You want some classic talent from British sci-fi thrown into the mix? Fine, here’s Shane Rimmer, Scott Tracy from Thunderbirds, as EJ Saggs, jusssst possibly trying to become President of the Earth in a very non-sexy way. Hell, here’s Sandra Dickinson, TV’s Trillian from The Hitch-Hiker’s Guide To The Galaxy, this time in a voice-only role as Bitchin’ Betty, the on board computer of John Canyon’s rig. How about some up-and-coming hot names? Stephen Dorff do anything for you? Thought so – he’s here too, as vaguely ethical young wannabe-trucker Mike Pucci, a role that these days would go almost inevitably to Chris Pratt. Dorff gives optimistic young trucker with every ounce of conviction in his body here, making him likeable but erring on the side of a lot to learn. You may not know Debi Mazar by name, but having started off in movies like Goodfellas, and recently been on more than a handful of the best known shows on TV, you’ll know you know her from somewhere when you see her as Cindy, diner waitress and throb of John Canyon’s heart, though nearer in age to Pucci, causing occasional awkwardness. When Canyon, Pucci and Cindy have to high-tail it out of Dodge in a hurry after a certain unfortunate ‘employer-sucked-through-a-porthole-into-deep-space’ misunderstanding, they sign up to take a deeply dodgy cargo of apparently-sex-dolls back to the old homeworld, far too few questions asked. Annnnd cue hijack, psycho-robo-nastiness, a touch of gratuitous skin and snogging action (including some with Charles Dance, who, with his chainsaw-action artificial wang, has seen better days), space-truck repair, and eventual attempts to save the world by some good old-fashioned trucker self-sacrifice.
It may not be the most intellectually demanding script you’ve ever followed, but it’s both goodhearted and true to the characters it establishes early, with plenty of moments of real fun along the way.
And again – it has money. Not as much money as it could have had, apparently, but money enough – several of the spacefaring shots would not disgrace the Star Trek franchise, while Canyon’s rig is very much more in the pre-CGI Red Dwarf mode, modelwork and ingenuity frequently giving it a reliably chunky, clunky feel that reinforces the clash of worlds between the space truckers’ spit and sawdust existence and the sleek spacefaring society in which they make their underbelly existence.
What all of that gets you is a genuinely funny, touching space comedy in an American Red Dwarf vein, a story of the people whose problems may not amount to a hill of beans in a big cosmos, but who do a decent job and who try to save the world anyway – but told by some almost absurdly A-List acting talent, with some above average visuals and a sense of internal reality that takes you all the way through from start to finish in a believable world, despite some of its gags bordering on the Mel Brooks level of madness.
The new Blu-Ray release from Second Sight Films is worth paying for.

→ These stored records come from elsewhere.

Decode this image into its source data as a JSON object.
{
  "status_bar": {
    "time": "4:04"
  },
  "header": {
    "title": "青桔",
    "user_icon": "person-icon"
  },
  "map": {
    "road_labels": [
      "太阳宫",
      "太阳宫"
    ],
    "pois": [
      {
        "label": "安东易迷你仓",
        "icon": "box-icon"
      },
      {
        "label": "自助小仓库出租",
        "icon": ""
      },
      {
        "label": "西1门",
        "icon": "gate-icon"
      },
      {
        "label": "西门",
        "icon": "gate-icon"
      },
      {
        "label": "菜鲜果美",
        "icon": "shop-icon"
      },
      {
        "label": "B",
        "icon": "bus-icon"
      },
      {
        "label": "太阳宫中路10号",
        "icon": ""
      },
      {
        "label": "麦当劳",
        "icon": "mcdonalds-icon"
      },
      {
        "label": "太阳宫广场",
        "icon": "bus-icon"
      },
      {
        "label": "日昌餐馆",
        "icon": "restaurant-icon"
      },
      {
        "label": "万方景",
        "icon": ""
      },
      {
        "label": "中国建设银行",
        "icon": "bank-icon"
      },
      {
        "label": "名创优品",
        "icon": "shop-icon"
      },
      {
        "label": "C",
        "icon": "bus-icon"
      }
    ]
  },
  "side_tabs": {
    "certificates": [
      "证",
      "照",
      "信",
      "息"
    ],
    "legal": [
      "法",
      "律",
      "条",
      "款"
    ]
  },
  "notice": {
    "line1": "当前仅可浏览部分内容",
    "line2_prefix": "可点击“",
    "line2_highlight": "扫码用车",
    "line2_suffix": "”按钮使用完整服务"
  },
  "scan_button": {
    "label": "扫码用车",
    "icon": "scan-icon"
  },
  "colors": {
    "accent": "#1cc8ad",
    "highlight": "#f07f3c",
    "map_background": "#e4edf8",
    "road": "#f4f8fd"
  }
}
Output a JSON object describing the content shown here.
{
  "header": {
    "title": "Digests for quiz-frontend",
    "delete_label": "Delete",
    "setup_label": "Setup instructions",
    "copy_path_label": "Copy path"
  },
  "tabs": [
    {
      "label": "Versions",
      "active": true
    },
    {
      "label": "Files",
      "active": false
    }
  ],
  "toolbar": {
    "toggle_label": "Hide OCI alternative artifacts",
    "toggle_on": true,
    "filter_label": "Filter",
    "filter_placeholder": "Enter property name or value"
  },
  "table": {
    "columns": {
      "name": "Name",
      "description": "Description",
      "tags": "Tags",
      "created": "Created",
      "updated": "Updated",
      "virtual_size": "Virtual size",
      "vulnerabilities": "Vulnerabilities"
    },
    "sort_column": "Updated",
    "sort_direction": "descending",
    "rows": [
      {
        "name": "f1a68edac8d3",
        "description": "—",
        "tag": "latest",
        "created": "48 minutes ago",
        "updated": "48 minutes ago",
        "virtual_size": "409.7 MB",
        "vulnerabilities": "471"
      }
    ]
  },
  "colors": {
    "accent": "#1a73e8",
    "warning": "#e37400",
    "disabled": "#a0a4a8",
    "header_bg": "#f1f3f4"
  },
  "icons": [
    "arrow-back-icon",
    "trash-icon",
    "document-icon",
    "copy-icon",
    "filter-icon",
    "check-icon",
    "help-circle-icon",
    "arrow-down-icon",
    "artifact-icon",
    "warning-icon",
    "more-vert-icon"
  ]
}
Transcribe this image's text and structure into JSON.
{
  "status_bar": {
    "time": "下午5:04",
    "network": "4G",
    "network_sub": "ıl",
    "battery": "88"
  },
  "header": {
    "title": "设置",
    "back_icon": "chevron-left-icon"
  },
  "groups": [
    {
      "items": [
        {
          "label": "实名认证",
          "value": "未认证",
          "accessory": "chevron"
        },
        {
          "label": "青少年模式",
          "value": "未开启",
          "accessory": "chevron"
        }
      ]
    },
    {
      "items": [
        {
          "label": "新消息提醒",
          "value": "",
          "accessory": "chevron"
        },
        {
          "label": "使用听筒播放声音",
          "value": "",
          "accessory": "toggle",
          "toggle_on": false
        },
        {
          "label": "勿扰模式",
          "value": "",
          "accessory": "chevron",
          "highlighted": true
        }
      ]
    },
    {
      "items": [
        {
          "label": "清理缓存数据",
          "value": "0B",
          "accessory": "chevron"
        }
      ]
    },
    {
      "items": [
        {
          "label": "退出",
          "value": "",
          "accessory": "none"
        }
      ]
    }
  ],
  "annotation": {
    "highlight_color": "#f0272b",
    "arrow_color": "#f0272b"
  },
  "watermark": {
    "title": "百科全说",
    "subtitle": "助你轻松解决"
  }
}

In the first place, feeeel the blu-ray goodness caressing your eyes with crisp visuals and feel the lurid colour-schemes pop. In case you’re wondering, yes, there’s actually a well-thought-out reason behind the colour-schemes – which you can find out on two of the informative and jolly extras here, a long but always interesting interview with Producer/Director and Co-Writer Stuart Gordon (apparently ‘the worst director Dennis Hopper ever worked with’), and a look behind the visual design, which has treats of its own, and which helps make sense of another design feature of the movie – Shane Rimmer may not have felt entirely out of place on set, as the Art Director had previously worked on another Gerry Anderson adventure, Space Precinct.
All in all, you’ll love Space Truckers for the quality of its cast, the goodness of its heart, the energy of its journey and the vibrancy of its visuals. All of which brings us back (like any conscientious trucker) to our point of embarkation – you’re gonna love Space Truckers. Buy it now. Tony Fyler